Worry can make you feel miserable—but did you know that it can also take a toll on your health? Don't worry, be healthy—and find relief.
Excessive concern or anxiety saps energy and hinders productivity. It also stimulates production of cortisol; this can lead to weight gain, depression and heart disease, all of which might make you worry even more. As tension mounts, you may find yourself turning to self-soothing habits—smoking, drinking, eating too much—and further compounding the damage that excess worry does to your health.
"Reducing worry, much like losing unnecessary weight, is a way you can have a healthier life," says Robert L. Leahy, Ph.D., author of The Worry Cure: Seven Steps to Stop Worry From Stopping You. "By reducing anxiety, you reduce physical tension and aches and pains, improve sleep and ease digestion."
Regrettably, almost 40 percent of us worry every day; women are twice as likely as men to do so. But research shows that there are steps you can take to reduce worry. And you can start taking them right now.
A person who never worries is, well, a person who isn’t really human! Clearly, some worry is productive, points out Leahy, who is also the director of the American Institute of Cognitive Therapy, “Say you have to drive from New York to Boston. Productive worry would involve things like asking yourself. Do I have a car reserved? Do I have a map? Do I have a hotel reservation?
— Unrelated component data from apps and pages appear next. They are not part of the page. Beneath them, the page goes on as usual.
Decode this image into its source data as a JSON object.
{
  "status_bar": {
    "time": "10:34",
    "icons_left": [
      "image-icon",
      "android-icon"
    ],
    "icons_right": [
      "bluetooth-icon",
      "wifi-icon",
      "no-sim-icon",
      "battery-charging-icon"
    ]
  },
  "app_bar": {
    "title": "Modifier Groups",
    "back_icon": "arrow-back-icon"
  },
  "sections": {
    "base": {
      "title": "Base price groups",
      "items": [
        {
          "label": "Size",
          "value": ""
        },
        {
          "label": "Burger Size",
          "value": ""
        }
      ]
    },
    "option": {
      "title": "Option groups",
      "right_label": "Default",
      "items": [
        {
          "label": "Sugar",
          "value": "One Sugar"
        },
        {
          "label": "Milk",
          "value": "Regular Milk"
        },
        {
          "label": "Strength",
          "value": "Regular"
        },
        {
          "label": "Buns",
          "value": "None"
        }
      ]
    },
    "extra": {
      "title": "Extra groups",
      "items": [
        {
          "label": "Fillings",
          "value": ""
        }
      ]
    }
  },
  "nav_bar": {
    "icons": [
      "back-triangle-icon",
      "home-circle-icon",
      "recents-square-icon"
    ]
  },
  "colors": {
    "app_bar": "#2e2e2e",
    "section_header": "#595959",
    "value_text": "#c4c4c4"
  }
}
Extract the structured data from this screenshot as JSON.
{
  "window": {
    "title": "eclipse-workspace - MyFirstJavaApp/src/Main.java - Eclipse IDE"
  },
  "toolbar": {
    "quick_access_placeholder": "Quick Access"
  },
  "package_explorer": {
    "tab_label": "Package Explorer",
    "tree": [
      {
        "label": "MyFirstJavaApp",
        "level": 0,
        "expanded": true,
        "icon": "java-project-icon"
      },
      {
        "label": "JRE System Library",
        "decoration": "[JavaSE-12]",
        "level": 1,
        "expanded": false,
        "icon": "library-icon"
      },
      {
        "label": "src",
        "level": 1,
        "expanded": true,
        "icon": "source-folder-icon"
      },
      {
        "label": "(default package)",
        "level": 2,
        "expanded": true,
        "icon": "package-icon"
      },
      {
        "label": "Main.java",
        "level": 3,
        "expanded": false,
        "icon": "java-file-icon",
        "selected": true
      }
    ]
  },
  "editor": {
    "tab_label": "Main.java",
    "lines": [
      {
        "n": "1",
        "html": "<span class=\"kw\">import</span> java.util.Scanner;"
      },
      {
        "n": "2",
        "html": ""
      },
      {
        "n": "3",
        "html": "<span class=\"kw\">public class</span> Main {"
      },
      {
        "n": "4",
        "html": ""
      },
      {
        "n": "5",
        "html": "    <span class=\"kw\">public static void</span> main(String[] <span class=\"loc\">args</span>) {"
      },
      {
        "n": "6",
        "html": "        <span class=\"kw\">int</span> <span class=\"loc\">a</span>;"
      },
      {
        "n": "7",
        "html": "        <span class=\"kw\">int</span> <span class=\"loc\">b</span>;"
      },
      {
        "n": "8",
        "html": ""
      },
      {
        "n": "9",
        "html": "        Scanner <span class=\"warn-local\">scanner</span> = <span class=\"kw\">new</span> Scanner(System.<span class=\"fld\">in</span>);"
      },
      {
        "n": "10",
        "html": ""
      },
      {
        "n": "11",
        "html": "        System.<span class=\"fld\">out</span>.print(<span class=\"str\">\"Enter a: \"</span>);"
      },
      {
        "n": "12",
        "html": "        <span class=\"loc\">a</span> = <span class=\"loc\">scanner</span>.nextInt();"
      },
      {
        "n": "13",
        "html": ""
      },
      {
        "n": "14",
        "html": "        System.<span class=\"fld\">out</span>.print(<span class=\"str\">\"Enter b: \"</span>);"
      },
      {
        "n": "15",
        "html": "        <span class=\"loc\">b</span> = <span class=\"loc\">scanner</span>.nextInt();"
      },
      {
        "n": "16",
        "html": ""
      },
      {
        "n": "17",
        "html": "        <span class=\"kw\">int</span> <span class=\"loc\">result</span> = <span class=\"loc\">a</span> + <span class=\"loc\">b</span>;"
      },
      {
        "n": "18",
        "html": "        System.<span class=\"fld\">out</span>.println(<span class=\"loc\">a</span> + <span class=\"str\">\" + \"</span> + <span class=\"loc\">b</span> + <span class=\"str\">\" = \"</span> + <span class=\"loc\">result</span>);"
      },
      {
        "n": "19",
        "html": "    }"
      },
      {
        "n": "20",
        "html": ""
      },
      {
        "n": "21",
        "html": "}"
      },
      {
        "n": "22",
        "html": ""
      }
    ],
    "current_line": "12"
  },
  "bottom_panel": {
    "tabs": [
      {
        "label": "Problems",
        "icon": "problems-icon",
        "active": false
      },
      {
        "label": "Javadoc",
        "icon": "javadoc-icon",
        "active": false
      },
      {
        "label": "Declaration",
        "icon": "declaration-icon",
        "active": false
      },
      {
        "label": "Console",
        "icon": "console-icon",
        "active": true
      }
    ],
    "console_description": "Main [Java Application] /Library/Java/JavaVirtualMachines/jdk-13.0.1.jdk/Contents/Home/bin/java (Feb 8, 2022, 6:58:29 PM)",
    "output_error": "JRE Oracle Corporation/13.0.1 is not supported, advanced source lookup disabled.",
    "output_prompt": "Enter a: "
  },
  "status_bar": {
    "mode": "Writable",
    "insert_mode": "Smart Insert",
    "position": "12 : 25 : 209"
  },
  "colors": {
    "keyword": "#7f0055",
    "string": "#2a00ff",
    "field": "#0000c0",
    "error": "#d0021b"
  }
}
It’s productive because it concerns actions you can take today.” Those actions make life move along more smoothly.
Unproductive worry is concerned with things you can’t do anything about: What if you car breaks down? What if the hotel room is double-booked?
Learning to see the distinction between the two forms of worry can cut down on lots of useless anxiety. One way of doing this is to ask yourself whether your worry is productive or unproductive. When it’s productive, put it on a to do list, then take action. Taking action will help you relax, which makes it easier to let go of unproductive worry.
Go with the Flow
Embracing life’s uncertainties has its advantages. It leaves room for more spontaneity and adventure and lets you not sweat the small stuff. But that’s difficult for many folks to accept. “People who worry have a hard time accepting uncertainty,” says Leahy. They worry, he suggests, to try to gain answers to questions about the future: Will my 10-year-old have a good job one day? Will I not get that promotion?
“If you’re worried about failure, you’re going to avoid risk, you’re going to demand certainty before you try anything, or you’re going to quit early,” says Leahy. “If you accept that you don’t know the answers, you’ll likely stop worrying, and you’ll be able to live in the moment. The disadvantage is that you might get surprised. But my feeling is that I’d rather be unpleasantly surprised sometimes than miserable all my life.”
Worriers tend to avoid new things (public speaking, going to parties) because it makes them uncomfortable; they worry because they think it will help them avoid discomfort. But when you can do things that are uncomfortable, you automatically rely less on worry as a coping strategy. “A worrier thinks that worry will prevent something bad from happening,” says Leahy, “while a resilient person thinks, if something happens, I’ll handle it. It’s like learning a new language or dance or instrument. You do things that are initially uncomfortable in order to make progress.”
Be Realistically Positive
Worriers jump to conclusions about bad things happening, but research shows that 85 percent of the things people worry about have a positive outcome. “It’s a good idea to look at the evidence for and against your worry,” says Leahy, “and to find the positive side of a worrisome situation. For example, if you’re worried that you might lose your job, rather than thinking of being fired as a catastrophe, think of it as a chance.” Banishing worries and becoming positive, Leahy says, is a process of “reframing change so you see it as something that offers opportunities.”
From our sister publication, REMEDY (Fall 2007)